Refusing tuberculosis treatment increases the risk of its spreading

Refusing TB treatment increases chances of TB spreading
Refusing TB treatment increases chances of TB spreading | Courtesy of
A recent study shows that refusing to adhere to tuberculosis (TB) treatments may increase the risks of spreading TB, raise the development of drug resistant TB and threaten the success of TB treatments in the future.

The study determined how non-adherence to anti-TB treatment in Shenzhen, China, has impacted the lives of internal migrants with pulmonary TB. The researchers analyzed the various risk factors and identified intervention targets for these non-adherence practices.

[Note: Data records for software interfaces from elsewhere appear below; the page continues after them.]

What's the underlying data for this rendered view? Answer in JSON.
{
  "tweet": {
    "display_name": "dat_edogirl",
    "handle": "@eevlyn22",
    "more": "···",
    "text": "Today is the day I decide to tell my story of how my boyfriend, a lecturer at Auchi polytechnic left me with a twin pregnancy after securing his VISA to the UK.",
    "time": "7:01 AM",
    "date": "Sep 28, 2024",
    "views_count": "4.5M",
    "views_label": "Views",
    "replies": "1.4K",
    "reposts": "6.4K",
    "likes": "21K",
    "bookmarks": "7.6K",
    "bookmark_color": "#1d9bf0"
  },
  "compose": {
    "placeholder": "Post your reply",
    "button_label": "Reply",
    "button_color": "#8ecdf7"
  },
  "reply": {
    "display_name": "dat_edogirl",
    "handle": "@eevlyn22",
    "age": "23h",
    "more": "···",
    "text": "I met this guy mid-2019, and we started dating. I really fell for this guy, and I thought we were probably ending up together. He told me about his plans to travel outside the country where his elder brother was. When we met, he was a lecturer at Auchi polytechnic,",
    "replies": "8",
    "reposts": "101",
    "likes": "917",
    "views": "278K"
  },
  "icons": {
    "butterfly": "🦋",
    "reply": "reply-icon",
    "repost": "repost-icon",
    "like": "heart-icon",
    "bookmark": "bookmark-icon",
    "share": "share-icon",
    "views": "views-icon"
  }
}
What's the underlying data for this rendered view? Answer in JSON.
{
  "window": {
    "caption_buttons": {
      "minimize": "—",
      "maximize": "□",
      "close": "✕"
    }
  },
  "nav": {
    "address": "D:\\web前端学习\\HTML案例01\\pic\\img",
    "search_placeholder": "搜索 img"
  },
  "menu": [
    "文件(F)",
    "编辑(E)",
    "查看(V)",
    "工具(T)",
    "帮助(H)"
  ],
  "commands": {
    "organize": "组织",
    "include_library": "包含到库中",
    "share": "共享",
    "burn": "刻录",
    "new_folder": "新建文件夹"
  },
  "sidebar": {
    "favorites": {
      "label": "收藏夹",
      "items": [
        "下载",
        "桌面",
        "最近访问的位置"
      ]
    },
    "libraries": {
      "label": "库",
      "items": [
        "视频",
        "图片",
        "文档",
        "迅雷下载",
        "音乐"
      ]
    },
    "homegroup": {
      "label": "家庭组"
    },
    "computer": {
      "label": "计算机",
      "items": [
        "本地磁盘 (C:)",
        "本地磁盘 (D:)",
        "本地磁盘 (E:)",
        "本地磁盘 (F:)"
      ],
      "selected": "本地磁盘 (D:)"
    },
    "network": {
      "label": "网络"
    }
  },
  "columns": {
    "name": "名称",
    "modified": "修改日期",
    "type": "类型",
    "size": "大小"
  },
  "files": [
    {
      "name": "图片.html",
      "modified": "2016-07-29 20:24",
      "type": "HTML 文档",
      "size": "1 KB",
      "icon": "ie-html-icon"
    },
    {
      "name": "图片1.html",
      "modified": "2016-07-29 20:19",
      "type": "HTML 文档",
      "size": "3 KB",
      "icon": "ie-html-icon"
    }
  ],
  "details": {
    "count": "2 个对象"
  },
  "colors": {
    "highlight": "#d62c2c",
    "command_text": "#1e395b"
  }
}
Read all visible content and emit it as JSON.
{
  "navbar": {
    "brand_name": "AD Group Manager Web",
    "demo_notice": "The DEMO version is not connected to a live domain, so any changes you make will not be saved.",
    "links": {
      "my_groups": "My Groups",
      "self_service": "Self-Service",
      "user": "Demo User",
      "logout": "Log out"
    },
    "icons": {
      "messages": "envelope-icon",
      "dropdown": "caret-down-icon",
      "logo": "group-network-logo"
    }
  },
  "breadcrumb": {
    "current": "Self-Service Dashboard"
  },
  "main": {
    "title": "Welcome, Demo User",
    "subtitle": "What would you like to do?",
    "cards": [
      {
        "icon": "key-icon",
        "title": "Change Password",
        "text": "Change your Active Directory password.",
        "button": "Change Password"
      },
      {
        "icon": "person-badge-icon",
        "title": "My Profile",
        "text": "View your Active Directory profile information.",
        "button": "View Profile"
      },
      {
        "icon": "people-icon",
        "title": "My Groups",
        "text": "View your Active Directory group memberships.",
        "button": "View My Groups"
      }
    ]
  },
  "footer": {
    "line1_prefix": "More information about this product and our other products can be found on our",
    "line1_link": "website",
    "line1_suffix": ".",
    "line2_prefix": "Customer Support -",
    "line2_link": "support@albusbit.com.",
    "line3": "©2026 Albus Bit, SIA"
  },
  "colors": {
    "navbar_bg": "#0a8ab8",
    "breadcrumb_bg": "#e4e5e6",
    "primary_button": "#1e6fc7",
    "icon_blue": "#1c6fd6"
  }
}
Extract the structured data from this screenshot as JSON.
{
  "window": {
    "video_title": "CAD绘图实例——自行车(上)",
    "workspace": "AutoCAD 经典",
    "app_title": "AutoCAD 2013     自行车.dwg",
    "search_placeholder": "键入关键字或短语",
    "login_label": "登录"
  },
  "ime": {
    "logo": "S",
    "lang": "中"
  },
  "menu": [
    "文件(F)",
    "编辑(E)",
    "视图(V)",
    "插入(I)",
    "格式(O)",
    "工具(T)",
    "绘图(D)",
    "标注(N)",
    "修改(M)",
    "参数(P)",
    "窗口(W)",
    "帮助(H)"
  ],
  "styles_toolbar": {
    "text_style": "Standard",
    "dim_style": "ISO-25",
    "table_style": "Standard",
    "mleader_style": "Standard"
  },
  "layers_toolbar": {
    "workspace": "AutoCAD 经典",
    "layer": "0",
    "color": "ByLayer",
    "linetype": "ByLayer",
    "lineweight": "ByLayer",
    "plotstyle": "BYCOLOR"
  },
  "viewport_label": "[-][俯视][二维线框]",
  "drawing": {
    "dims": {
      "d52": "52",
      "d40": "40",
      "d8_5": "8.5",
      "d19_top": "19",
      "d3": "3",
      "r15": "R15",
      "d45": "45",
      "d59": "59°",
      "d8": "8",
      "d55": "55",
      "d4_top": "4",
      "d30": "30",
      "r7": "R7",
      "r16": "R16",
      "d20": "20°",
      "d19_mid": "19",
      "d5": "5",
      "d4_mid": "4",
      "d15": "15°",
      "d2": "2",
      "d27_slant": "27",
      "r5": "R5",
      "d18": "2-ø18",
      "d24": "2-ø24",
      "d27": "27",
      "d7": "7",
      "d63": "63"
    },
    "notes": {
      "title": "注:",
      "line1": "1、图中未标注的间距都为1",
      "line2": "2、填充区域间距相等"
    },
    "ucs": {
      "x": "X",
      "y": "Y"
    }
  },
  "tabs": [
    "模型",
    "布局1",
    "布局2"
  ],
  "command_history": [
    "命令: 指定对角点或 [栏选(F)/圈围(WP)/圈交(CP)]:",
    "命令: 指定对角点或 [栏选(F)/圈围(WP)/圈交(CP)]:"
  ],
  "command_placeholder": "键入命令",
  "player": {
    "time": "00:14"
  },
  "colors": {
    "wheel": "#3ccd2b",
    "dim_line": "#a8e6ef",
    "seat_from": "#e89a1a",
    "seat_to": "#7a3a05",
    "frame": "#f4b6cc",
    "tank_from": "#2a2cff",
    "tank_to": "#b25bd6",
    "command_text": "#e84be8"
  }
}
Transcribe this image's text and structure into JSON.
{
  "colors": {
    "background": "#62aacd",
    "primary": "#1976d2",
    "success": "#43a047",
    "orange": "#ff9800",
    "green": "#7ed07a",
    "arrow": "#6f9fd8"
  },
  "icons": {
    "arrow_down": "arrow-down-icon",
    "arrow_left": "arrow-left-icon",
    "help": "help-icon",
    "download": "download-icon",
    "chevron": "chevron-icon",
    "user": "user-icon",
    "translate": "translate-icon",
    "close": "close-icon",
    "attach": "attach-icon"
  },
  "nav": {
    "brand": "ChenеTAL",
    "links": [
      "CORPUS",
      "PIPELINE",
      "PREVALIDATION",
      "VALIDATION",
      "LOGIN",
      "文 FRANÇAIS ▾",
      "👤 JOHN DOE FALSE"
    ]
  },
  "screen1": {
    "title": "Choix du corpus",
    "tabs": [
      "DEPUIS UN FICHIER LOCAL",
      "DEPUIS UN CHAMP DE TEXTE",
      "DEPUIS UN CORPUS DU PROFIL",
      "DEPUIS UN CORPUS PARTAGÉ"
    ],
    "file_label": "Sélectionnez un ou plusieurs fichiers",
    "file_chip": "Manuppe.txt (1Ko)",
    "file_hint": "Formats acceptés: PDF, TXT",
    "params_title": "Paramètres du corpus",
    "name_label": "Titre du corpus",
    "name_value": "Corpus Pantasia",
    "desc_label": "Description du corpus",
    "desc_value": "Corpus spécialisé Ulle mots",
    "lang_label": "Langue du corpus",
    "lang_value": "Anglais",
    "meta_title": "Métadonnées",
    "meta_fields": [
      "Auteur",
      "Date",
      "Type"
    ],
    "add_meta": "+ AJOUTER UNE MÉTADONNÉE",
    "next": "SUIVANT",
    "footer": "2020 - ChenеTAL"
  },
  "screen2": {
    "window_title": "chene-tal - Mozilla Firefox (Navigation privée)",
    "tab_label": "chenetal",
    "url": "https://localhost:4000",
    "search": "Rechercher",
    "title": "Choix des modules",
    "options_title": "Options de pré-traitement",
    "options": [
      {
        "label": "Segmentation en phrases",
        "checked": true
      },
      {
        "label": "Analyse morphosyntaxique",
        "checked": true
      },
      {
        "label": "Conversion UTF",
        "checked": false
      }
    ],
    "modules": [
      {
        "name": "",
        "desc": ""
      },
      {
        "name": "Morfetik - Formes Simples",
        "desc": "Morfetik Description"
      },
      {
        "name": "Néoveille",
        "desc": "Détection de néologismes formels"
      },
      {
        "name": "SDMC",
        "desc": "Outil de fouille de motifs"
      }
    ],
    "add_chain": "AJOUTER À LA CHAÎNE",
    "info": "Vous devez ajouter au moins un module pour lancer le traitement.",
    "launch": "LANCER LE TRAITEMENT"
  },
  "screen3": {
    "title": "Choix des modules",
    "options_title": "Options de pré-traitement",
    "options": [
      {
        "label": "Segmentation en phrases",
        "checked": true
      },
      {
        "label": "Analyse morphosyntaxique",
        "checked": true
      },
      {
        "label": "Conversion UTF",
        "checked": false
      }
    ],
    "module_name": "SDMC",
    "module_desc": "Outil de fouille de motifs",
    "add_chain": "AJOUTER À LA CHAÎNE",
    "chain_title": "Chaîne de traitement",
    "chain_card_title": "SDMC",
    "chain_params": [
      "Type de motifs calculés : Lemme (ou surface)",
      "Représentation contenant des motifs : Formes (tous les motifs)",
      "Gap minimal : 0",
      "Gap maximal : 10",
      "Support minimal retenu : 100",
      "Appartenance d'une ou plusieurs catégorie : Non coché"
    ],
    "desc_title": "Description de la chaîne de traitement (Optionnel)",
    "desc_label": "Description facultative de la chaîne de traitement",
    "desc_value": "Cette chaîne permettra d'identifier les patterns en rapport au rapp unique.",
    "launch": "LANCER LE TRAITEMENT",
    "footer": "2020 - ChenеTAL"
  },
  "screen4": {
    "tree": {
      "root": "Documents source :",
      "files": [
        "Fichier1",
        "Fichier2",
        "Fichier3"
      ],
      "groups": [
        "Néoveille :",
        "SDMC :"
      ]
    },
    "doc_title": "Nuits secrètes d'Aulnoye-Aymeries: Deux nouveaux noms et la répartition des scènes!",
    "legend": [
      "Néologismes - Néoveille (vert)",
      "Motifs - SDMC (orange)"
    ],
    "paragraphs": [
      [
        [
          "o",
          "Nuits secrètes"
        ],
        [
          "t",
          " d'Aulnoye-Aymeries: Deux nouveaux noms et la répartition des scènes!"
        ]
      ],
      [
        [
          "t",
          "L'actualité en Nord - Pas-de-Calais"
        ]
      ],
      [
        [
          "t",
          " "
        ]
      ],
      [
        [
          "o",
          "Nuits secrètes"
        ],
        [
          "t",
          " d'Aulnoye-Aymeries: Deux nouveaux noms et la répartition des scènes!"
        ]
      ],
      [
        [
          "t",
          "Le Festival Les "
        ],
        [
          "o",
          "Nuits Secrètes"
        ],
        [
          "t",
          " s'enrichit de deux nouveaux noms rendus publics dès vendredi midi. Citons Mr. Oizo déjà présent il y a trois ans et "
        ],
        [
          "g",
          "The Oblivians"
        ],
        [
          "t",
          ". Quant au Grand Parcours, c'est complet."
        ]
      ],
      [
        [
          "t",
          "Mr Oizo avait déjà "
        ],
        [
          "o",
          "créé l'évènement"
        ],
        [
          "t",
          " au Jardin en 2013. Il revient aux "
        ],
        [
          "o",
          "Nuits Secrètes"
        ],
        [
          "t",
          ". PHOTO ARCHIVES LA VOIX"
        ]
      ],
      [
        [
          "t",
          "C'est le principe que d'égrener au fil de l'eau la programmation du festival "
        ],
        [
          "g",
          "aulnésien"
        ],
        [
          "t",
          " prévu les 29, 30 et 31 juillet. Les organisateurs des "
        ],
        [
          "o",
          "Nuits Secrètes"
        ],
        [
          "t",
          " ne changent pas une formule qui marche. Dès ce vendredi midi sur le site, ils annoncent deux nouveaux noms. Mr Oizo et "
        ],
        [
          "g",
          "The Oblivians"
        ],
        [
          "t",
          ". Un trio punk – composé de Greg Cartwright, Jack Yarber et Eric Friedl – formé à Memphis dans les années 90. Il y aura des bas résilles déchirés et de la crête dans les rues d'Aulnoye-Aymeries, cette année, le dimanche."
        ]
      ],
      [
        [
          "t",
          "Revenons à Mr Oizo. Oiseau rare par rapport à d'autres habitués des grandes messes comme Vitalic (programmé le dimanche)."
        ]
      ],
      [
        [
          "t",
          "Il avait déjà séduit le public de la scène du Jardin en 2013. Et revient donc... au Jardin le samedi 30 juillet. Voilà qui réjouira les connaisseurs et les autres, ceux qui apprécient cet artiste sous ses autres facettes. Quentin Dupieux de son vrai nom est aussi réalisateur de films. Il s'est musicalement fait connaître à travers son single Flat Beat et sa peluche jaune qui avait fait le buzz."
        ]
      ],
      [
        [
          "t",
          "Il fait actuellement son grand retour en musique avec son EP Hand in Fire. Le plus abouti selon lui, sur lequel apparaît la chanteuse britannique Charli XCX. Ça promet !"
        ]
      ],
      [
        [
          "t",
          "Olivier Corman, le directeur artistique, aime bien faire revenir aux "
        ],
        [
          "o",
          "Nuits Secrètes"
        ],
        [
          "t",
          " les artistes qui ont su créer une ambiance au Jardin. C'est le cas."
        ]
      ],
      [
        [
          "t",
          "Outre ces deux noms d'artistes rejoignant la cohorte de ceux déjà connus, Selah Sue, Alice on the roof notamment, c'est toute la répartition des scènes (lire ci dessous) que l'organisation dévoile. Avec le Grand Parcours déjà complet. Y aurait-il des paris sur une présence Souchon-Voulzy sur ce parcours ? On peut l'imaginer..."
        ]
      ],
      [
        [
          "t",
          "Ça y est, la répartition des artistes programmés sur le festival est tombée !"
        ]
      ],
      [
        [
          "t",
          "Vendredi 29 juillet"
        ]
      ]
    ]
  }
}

The study involved a sum of 794 internal migrants who had TB. They had previously received treatments at Bao’an Hospital for Chronic Disease Prevention and Cure, which is based in Shenzhen.

The researchers used structured questionnaires for data collection. The questions discussed the patients’ experiences and history involving treatments for TB. The research team then used an ordinal logistic regression modal to determine which risk factors correlated with non-adherence to the TB treatments.

The results showed that the number of patients who had missed a single dose of TB medication within the past two weeks amounted to 11.71 percent, or 93 out of 794 patients. Patients who had missed a minimum of two doses of TB medication within the past two weeks was 21.03 percent, or 167 out of 794 patients. The total number of patients who did not adhere to TB treatment at all amounted to 33.74 percent.

The researchers concluded that non-adherence to TB treatments is common for internal migrants who have TB. The patients were more likely to miss medication doses if they were not educated about TB treatments or had to travel far to receive treatments.